Proving the Existence of a Doctor-Patient Relationship
On appeal, the court reversed the trial court ruling. The court explained that the existence of a patient-doctor relationship is an issue of fact. As such, it is generally a question that is best left to the jury unless it can clearly be resolved as a matter of law. The court went on to say that mutual consent is necessary to establish a patient-doctor relationship, namely the patient’s consent to treatment and the doctor’s acceptance of the patient.
The relationship may be express or implied and, in some instances, may arise out of the patient’s primary care physician’s consultation with another doctor. In the subject case, the court found that facts raised a genuine issue as to the existence of the doctor-patient relationship. Thus, it reversed the trial court ruling.
Meet with a Skillful Maryland Medical Malpractice Attorney

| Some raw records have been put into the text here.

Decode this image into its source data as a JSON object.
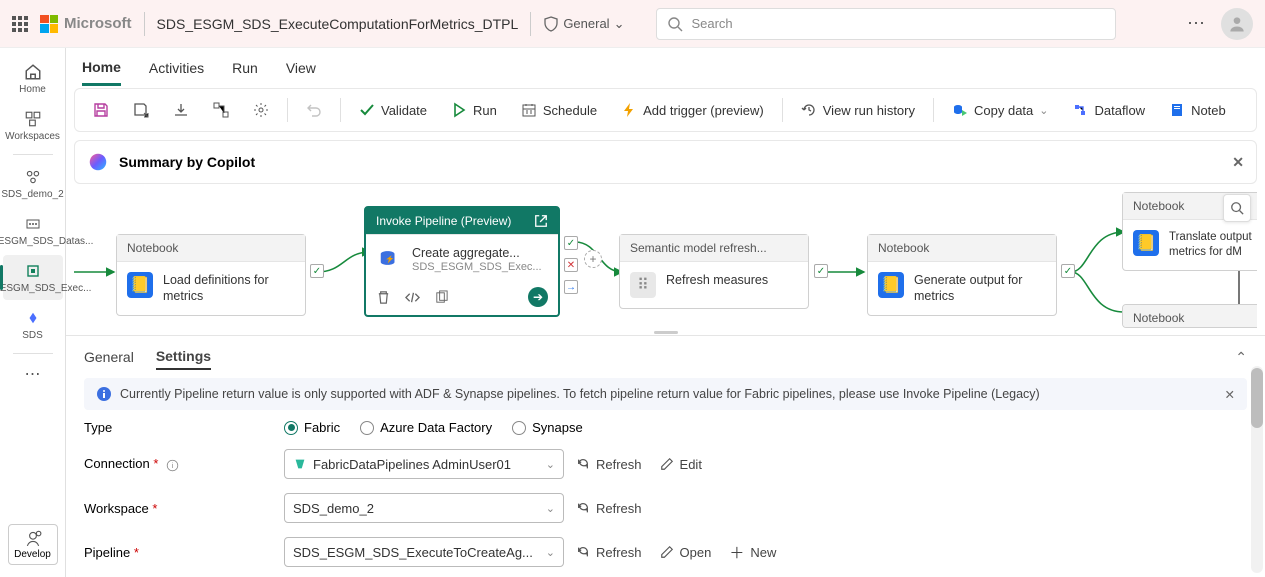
{
  "top": {
    "ms": "Microsoft",
    "title": "SDS_ESGM_SDS_ExecuteComputationForMetrics_DTPL",
    "sensitivity": "General",
    "search_placeholder": "Search"
  },
  "rail": {
    "home": "Home",
    "workspaces": "Workspaces",
    "ws1": "SDS_demo_2",
    "ws2": "SDS_ESGM_SDS_Datas...",
    "ws3": "SDS_ESGM_SDS_Exec...",
    "ws4": "SDS",
    "develop": "Develop"
  },
  "tabs": {
    "home": "Home",
    "activities": "Activities",
    "run": "Run",
    "view": "View"
  },
  "toolbar": {
    "validate": "Validate",
    "run": "Run",
    "schedule": "Schedule",
    "addTrigger": "Add trigger (preview)",
    "history": "View run history",
    "copy": "Copy data",
    "dataflow": "Dataflow",
    "notebook": "Noteb"
  },
  "copilot": {
    "title": "Summary by Copilot"
  },
  "canvas": {
    "n1": {
      "type": "Notebook",
      "title": "Load definitions for metrics"
    },
    "n2": {
      "type": "Invoke Pipeline (Preview)",
      "title": "Create aggregate...",
      "sub": "SDS_ESGM_SDS_Exec..."
    },
    "n3": {
      "type": "Semantic model refresh...",
      "title": "Refresh measures"
    },
    "n4": {
      "type": "Notebook",
      "title": "Generate output for metrics"
    },
    "n5": {
      "type": "Notebook",
      "title": "Translate output metrics for dM"
    },
    "n6": {
      "type": "Notebook"
    }
  },
  "panel": {
    "tabs": {
      "general": "General",
      "settings": "Settings"
    },
    "info": "Currently Pipeline return value is only supported with ADF & Synapse pipelines. To fetch pipeline return value for Fabric pipelines, please use Invoke Pipeline (Legacy)",
    "labels": {
      "type": "Type",
      "connection": "Connection",
      "workspace": "Workspace",
      "pipeline": "Pipeline"
    },
    "typeOptions": {
      "fabric": "Fabric",
      "adf": "Azure Data Factory",
      "synapse": "Synapse"
    },
    "connection": "FabricDataPipelines AdminUser01",
    "workspace": "SDS_demo_2",
    "pipeline": "SDS_ESGM_SDS_ExecuteToCreateAg...",
    "actions": {
      "refresh": "Refresh",
      "edit": "Edit",
      "open": "Open",
      "new": "New"
    }
  }
}
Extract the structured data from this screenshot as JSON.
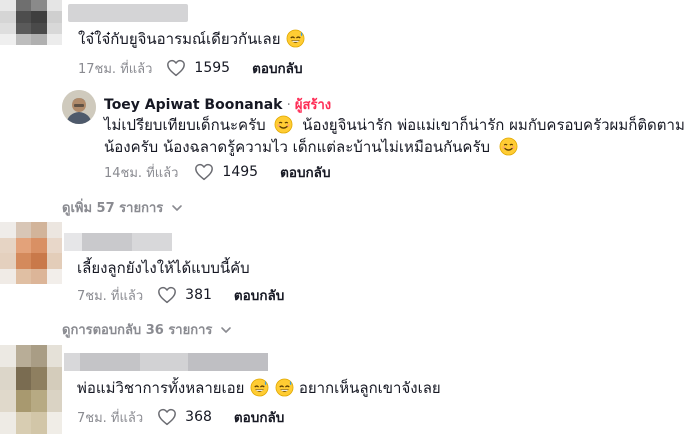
{
  "comments": [
    {
      "text": "ใจ๋ใจ๋กับยูจินอารมณ์เดียวกันเลย",
      "emoji": "grinning-sweat-face",
      "time": "17ชม. ที่แล้ว",
      "likes": "1595",
      "reply_label": "ตอบกลับ"
    },
    {
      "text": "เลี้ยงลูกยังไงให้ได้แบบนี้คับ",
      "time": "7ชม. ที่แล้ว",
      "likes": "381",
      "reply_label": "ตอบกลับ"
    },
    {
      "text_a": "พ่อแม่วิชาการทั้งหลายเอย",
      "text_b": "อยากเห็นลูกเขาจังเลย",
      "time": "7ชม. ที่แล้ว",
      "likes": "368",
      "reply_label": "ตอบกลับ"
    }
  ],
  "author_reply": {
    "name": "Toey Apiwat Boonanak",
    "separator": "·",
    "badge": "ผู้สร้าง",
    "line1": "ไม่เปรียบเทียบเด็กนะครับ",
    "line1b": "น้องยูจินน่ารัก พ่อแม่เขาก็น่ารัก ผมกับครอบครัวผมก็ติดตาม",
    "line2": "น้องครับ น้องฉลาดรู้ความไว เด็กแต่ละบ้านไม่เหมือนกันครับ",
    "time": "14ชม. ที่แล้ว",
    "likes": "1495",
    "reply_label": "ตอบกลับ"
  },
  "expanders": {
    "more_replies": "ดูเพิ่ม 57 รายการ",
    "view_replies": "ดูการตอบกลับ 36 รายการ"
  },
  "colors": {
    "creator_badge": "#fe2c55",
    "muted": "#8a8b91",
    "text": "#161823"
  }
}
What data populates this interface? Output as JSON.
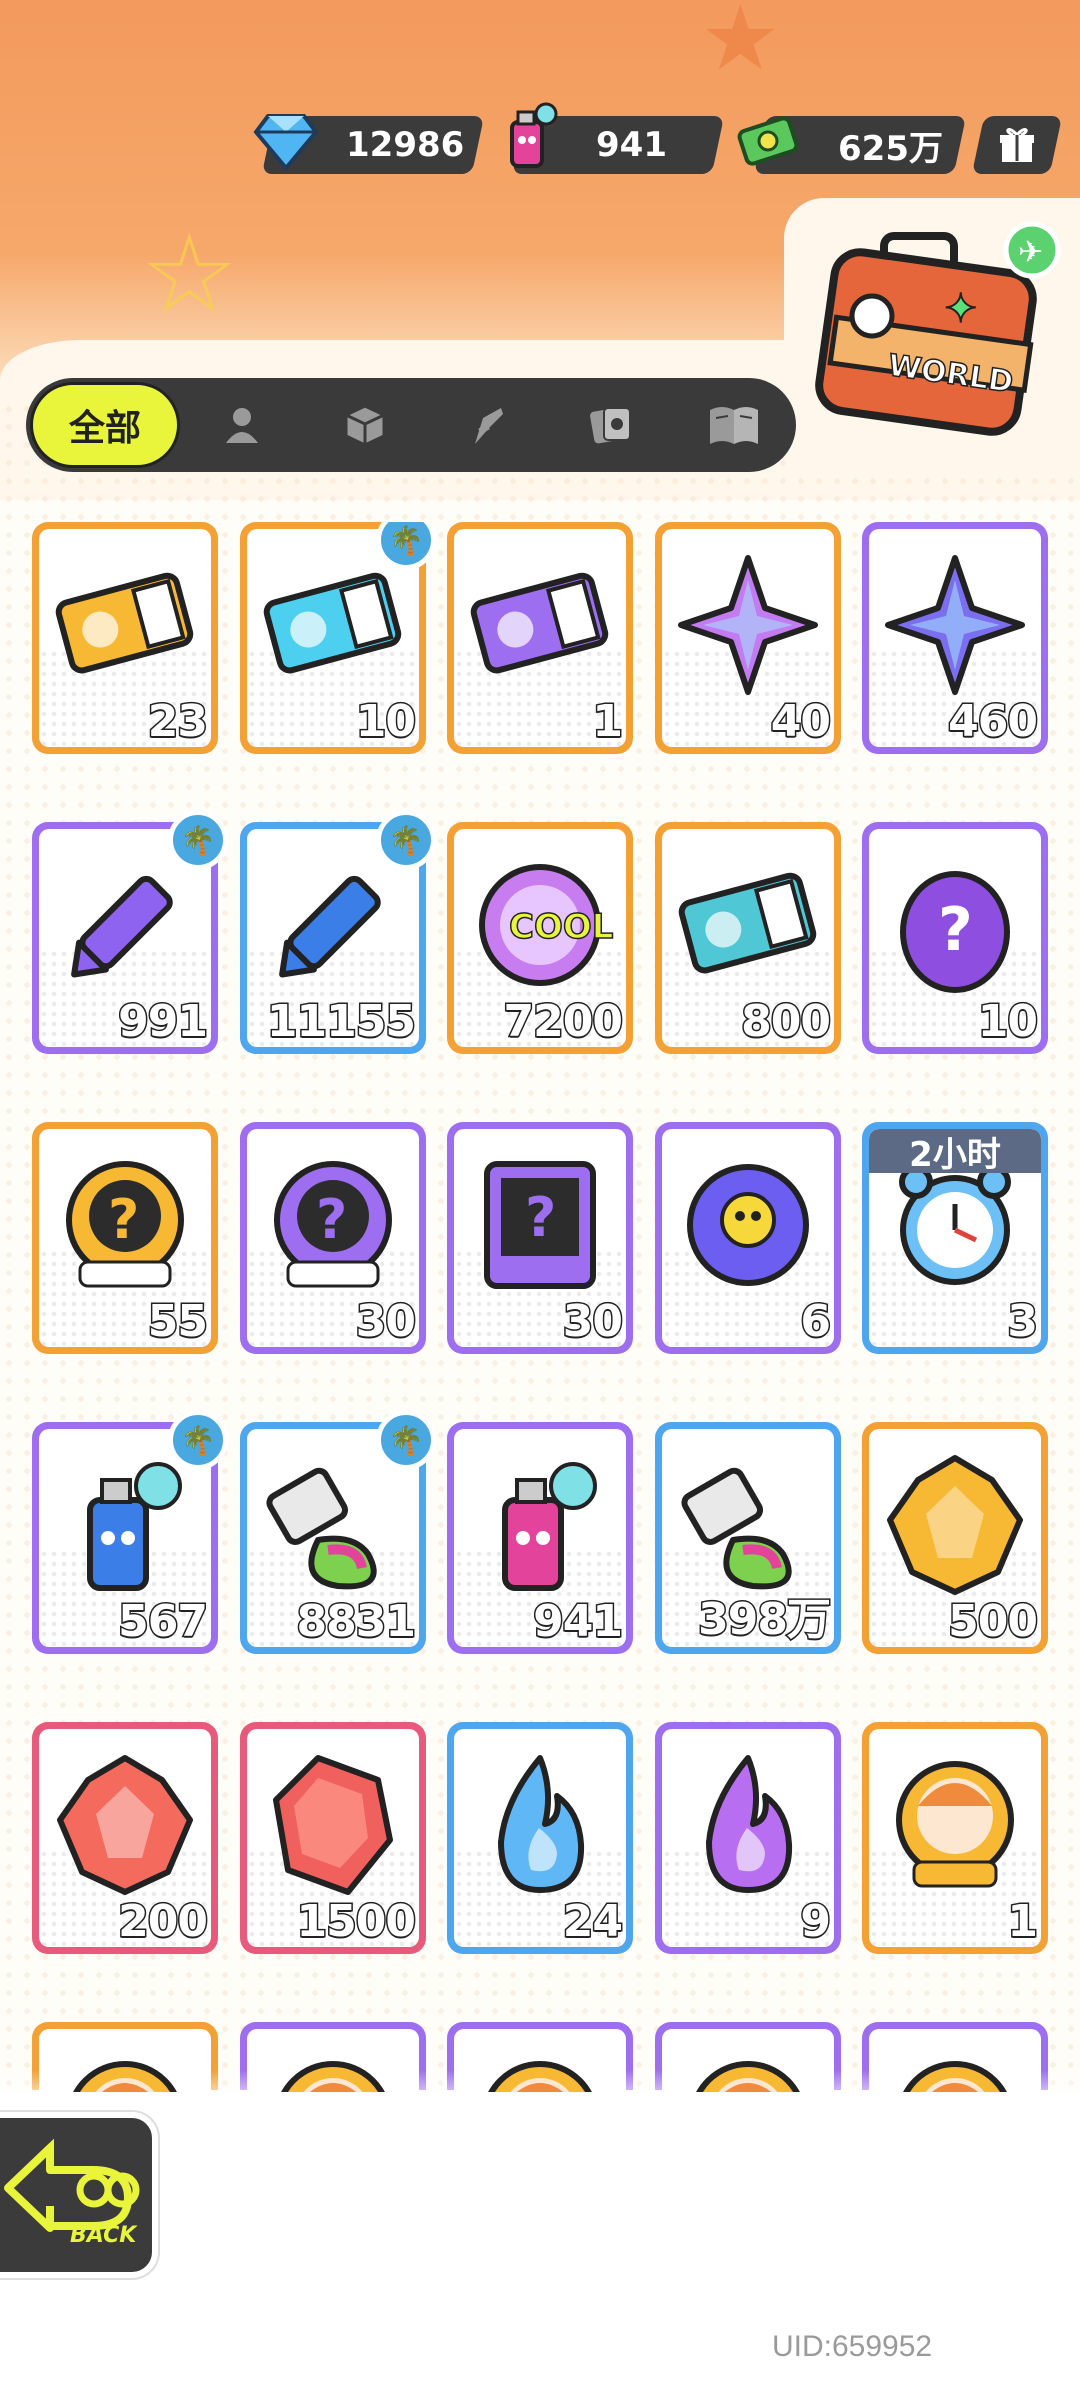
{
  "currency": {
    "gems": "12986",
    "spray": "941",
    "cash": "625万"
  },
  "tabs": {
    "active_label": "全部",
    "icons": [
      "person-icon",
      "box-icon",
      "brush-icon",
      "cards-icon",
      "book-icon"
    ]
  },
  "items": [
    {
      "count": "23",
      "border": "#f3a134",
      "icon": "gold-ticket-icon",
      "badge": false
    },
    {
      "count": "10",
      "border": "#f3a134",
      "icon": "up-ticket-icon",
      "badge": true
    },
    {
      "count": "1",
      "border": "#f3a134",
      "icon": "purple-ticket-icon",
      "badge": false
    },
    {
      "count": "40",
      "border": "#f3a134",
      "icon": "rainbow-star-icon",
      "badge": false
    },
    {
      "count": "460",
      "border": "#9e6ef0",
      "icon": "blue-star-icon",
      "badge": false
    },
    {
      "count": "991",
      "border": "#9e6ef0",
      "icon": "purple-crayon-icon",
      "badge": true
    },
    {
      "count": "11155",
      "border": "#4ea6ef",
      "icon": "blue-crayon-icon",
      "badge": true
    },
    {
      "count": "7200",
      "border": "#f3a134",
      "icon": "cool-coin-icon",
      "badge": false
    },
    {
      "count": "800",
      "border": "#f3a134",
      "icon": "season-ticket-icon",
      "badge": false
    },
    {
      "count": "10",
      "border": "#9e6ef0",
      "icon": "mystery-egg-icon",
      "badge": false
    },
    {
      "count": "55",
      "border": "#f3a134",
      "icon": "gold-mystery-badge-icon",
      "badge": false
    },
    {
      "count": "30",
      "border": "#9e6ef0",
      "icon": "purple-mystery-badge-icon",
      "badge": false
    },
    {
      "count": "30",
      "border": "#9e6ef0",
      "icon": "travel-card-icon",
      "badge": false
    },
    {
      "count": "6",
      "border": "#9e6ef0",
      "icon": "pet-orb-icon",
      "badge": false
    },
    {
      "count": "3",
      "border": "#4ea6ef",
      "icon": "alarm-clock-icon",
      "badge": false,
      "timer": "2小时"
    },
    {
      "count": "567",
      "border": "#9e6ef0",
      "icon": "blue-spray-can-icon",
      "badge": true
    },
    {
      "count": "8831",
      "border": "#4ea6ef",
      "icon": "paint-tube-icon",
      "badge": true
    },
    {
      "count": "941",
      "border": "#9e6ef0",
      "icon": "pink-spray-can-icon",
      "badge": false
    },
    {
      "count": "398万",
      "border": "#4ea6ef",
      "icon": "paint-tube-2-icon",
      "badge": false
    },
    {
      "count": "500",
      "border": "#f3a134",
      "icon": "gold-crystal-icon",
      "badge": false
    },
    {
      "count": "200",
      "border": "#e85a7c",
      "icon": "red-crystal-icon",
      "badge": false
    },
    {
      "count": "1500",
      "border": "#e85a7c",
      "icon": "red-gem-icon",
      "badge": false
    },
    {
      "count": "24",
      "border": "#4ea6ef",
      "icon": "blue-flame-icon",
      "badge": false
    },
    {
      "count": "9",
      "border": "#9e6ef0",
      "icon": "purple-flame-icon",
      "badge": false
    },
    {
      "count": "1",
      "border": "#f3a134",
      "icon": "avatar-badge-icon",
      "badge": false
    },
    {
      "count": "",
      "border": "#f3a134",
      "icon": "avatar-badge-icon",
      "badge": false
    },
    {
      "count": "",
      "border": "#9e6ef0",
      "icon": "avatar-badge-icon",
      "badge": false
    },
    {
      "count": "",
      "border": "#9e6ef0",
      "icon": "avatar-badge-icon",
      "badge": false
    },
    {
      "count": "",
      "border": "#9e6ef0",
      "icon": "avatar-badge-icon",
      "badge": false
    },
    {
      "count": "",
      "border": "#9e6ef0",
      "icon": "avatar-badge-icon",
      "badge": false
    }
  ],
  "back": {
    "label": "BACK"
  },
  "world": {
    "label": "WORLD"
  },
  "uid": "UID:659952"
}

Doctors have an obligation to offer thorough and capable care to their patients, and if their omissions and oversights cause their patients to suffer harm, they should be held accountable. If you were hurt by a negligent physician, you might be able to recover damages in a medical malpractice lawsuit, and you should meet with an attorney as soon as possible. The skillful Maryland attorneys of Arfaa Law Group can assess the facts of your case and advise you regarding what evidence you need to establish liability. You can reach us through our online form or by calling us at (410) 889-1850 to set up a meeting.